#### Available data
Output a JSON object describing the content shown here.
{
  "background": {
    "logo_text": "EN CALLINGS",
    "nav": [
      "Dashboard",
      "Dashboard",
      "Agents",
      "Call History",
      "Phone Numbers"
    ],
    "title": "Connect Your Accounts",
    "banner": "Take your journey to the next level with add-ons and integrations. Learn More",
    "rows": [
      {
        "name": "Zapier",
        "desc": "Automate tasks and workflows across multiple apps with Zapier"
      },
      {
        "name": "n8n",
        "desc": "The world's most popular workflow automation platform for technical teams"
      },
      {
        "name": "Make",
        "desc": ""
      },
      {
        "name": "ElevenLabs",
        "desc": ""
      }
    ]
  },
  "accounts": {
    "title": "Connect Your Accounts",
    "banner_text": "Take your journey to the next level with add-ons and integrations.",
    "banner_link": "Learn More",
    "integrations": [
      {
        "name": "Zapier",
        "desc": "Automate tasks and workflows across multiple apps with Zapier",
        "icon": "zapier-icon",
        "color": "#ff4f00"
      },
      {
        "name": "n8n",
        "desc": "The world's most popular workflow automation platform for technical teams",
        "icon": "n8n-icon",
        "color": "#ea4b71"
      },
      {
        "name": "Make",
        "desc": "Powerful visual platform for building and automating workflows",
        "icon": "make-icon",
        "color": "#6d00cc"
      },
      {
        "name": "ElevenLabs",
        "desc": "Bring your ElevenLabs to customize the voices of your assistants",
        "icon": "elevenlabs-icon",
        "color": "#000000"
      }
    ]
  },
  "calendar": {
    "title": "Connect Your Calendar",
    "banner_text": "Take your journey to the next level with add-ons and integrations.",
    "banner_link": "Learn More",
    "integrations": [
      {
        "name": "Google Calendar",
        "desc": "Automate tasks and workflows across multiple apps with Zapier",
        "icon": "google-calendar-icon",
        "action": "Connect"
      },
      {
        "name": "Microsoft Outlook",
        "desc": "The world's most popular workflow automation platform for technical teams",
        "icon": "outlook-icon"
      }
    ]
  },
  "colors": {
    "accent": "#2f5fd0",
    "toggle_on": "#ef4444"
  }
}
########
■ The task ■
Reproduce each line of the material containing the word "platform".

■ Solution below ■
        "desc": "The world's most popular workflow automation platform for technical teams"
        "desc": "The world's most popular workflow automation platform for technical teams",
        "desc": "Powerful visual platform for building and automating workflows",
        "desc": "The world's most popular workflow automation platform for technical teams",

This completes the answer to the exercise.